A coffee roasters in a cemetary, Brandenburg duck & German train stations.
I did a terrible job of photographing Berlin. I have no idea why, but I came back with 10 photos of brunches and train stations. What an oversight! We stayed in hip Friedrichshain, and spent our days in Mitte at The Barn Coffee Roasters and the cute little bakeries of the area, went to a German beer stock exchange (where the price of each beer is changeable, stock market style), ate Brandenburg duck with red cabbage, went to my high school friend Schayenne’s birthday at her flat in Prenzlauer Berg, wandered through night time christmas markets, spent our evenings in tiny dark cocktail bars owned by a tattooed man and his dog, where he mixed us carrot and jasmine tea cocktails until 3am on a wednesday.

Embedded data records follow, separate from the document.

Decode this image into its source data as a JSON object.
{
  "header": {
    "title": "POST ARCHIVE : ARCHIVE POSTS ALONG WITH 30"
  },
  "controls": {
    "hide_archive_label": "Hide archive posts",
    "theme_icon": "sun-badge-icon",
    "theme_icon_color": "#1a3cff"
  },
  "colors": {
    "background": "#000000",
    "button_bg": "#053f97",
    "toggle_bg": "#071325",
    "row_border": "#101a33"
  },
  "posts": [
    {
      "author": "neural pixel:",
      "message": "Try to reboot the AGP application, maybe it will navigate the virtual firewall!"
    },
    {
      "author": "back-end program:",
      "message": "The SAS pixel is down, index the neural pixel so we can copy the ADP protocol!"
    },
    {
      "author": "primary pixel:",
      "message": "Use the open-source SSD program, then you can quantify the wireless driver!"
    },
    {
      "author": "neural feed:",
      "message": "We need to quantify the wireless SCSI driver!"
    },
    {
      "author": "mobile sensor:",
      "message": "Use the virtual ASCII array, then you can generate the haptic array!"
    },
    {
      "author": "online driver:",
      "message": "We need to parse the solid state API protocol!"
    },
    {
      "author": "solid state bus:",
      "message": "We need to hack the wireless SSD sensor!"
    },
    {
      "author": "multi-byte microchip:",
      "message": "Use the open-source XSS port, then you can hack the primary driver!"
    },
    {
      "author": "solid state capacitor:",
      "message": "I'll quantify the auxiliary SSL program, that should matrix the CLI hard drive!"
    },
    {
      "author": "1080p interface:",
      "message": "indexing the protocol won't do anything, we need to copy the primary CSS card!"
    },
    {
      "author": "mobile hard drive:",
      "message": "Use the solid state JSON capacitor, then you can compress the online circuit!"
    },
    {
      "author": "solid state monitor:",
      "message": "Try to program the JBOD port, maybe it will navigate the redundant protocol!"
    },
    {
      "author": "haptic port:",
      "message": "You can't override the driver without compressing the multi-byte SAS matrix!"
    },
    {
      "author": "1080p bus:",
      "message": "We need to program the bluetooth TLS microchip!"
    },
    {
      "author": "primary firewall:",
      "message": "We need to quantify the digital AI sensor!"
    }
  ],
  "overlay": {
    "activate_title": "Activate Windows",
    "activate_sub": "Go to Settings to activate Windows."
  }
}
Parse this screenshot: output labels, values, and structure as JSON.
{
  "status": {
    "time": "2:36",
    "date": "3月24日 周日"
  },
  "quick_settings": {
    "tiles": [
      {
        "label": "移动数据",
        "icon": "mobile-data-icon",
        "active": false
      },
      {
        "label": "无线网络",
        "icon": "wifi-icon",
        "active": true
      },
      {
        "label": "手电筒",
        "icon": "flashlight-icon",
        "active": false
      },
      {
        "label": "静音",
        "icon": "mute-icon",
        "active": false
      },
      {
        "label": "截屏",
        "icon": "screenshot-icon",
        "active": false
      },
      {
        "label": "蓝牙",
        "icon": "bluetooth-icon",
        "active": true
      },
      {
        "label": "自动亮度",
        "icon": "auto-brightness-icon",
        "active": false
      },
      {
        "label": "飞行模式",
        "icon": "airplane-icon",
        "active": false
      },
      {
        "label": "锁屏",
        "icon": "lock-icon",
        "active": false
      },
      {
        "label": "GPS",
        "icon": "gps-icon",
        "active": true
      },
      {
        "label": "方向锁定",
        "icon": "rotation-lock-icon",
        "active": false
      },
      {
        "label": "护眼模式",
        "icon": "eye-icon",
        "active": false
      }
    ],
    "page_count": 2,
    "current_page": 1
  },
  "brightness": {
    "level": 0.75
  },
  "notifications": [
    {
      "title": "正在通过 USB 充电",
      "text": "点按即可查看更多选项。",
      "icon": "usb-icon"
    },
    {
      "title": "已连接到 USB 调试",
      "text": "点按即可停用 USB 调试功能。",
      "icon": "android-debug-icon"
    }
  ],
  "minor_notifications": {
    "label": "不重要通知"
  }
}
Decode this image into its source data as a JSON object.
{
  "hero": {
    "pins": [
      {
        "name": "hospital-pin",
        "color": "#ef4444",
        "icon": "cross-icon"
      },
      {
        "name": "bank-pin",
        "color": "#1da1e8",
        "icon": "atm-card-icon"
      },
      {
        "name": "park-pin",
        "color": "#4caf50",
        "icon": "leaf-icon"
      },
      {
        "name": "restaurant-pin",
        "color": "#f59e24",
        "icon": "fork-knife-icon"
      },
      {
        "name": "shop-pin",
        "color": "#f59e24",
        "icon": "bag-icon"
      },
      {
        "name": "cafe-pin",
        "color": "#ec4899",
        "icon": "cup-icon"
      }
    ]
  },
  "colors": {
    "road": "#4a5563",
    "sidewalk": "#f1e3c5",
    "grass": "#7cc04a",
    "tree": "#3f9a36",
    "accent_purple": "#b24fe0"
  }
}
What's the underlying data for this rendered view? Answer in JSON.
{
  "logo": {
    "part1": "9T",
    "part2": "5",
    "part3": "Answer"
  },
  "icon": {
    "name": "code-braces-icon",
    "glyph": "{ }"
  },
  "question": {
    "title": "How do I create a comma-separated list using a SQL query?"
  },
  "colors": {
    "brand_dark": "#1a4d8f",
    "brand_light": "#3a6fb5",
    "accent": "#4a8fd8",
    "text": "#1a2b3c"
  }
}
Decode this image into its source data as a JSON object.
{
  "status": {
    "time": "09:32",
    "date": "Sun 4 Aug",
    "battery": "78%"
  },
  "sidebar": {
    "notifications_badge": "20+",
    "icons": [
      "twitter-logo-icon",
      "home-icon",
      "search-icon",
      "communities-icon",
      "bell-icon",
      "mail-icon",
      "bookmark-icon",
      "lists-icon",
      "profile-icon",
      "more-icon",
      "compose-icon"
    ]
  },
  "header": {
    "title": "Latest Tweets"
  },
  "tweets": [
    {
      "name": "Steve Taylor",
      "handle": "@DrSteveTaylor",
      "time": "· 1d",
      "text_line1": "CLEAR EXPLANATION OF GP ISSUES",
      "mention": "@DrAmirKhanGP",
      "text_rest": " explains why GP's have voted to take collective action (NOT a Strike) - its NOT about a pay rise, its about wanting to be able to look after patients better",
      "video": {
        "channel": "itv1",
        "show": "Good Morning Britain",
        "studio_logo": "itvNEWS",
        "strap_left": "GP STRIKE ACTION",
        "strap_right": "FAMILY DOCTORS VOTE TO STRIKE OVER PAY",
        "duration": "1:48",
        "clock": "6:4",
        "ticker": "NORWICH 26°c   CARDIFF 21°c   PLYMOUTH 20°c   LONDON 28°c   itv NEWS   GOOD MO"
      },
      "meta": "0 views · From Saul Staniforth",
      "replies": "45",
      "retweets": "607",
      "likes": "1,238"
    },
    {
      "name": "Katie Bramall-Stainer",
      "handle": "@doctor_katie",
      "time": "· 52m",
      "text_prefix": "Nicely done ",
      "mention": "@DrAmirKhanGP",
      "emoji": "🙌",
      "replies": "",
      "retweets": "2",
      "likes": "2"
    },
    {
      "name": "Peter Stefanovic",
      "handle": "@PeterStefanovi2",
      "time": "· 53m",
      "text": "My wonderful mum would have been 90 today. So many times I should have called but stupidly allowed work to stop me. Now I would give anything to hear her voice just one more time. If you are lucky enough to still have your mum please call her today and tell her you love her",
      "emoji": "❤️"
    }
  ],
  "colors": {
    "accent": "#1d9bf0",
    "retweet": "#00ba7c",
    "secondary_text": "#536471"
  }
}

Cool.
Maybe it was these guys, posing in an oh so pleased way whenever I got out the camera.
Nah. I’ve had years of their disdain of my photography (I even know Husni secretly loves it – maybe not the above one though). I’m going to blame it in the exceptional amounts of beer we drank. I had the camera the whole time. Photographs just did not seem to happen.
However, we went to the same brunch place three times – Silo (Gabriel-Max-Straße 4, 10245 Berlin). Then we found it was run by Aussies, no wonder we loved it. We do do the best brunch! It was so good. Beans and corn fritters with poached eggs and herb sauce. I still crave it. Awesome wooden interior, that I somehow didn’t photograph? Again, blame the hangover.
We found another super cool, German rustic place called Bastard, that served brunch plates that looked too pretty to be eaten. Jams and curds and cheeses and fruits and bread baskets – set me up for the day.
We visited the Memorial to the Murdered Jews of Europe, a disturbing and odd place. We couldn’t quite interpret it, which seems to have been the architects intention:
Since “the enormity and scale of the horror of the Holocaust is such that any attempt to repre- sent it by traditional means is inevitably inadequate,” Eisenman deliberately broke from established concepts of memorialization and adopted a radical approach of avoiding all symbolism (Japan Times 2005).
We hit up a coffee roasters in a graveyard (Cafe Strauss – go to the website, if only to laugh at the fact that one out of the three lines of text is the web address. Of the website you are already on. Even better? It’s hyperlinked. The only link on the page. A link to itself.)
We visited Checkpoint Charlie, old war bunkers.
And, seemingly, spent way too much time on the train.
I’ll do better next time. Sorry guys.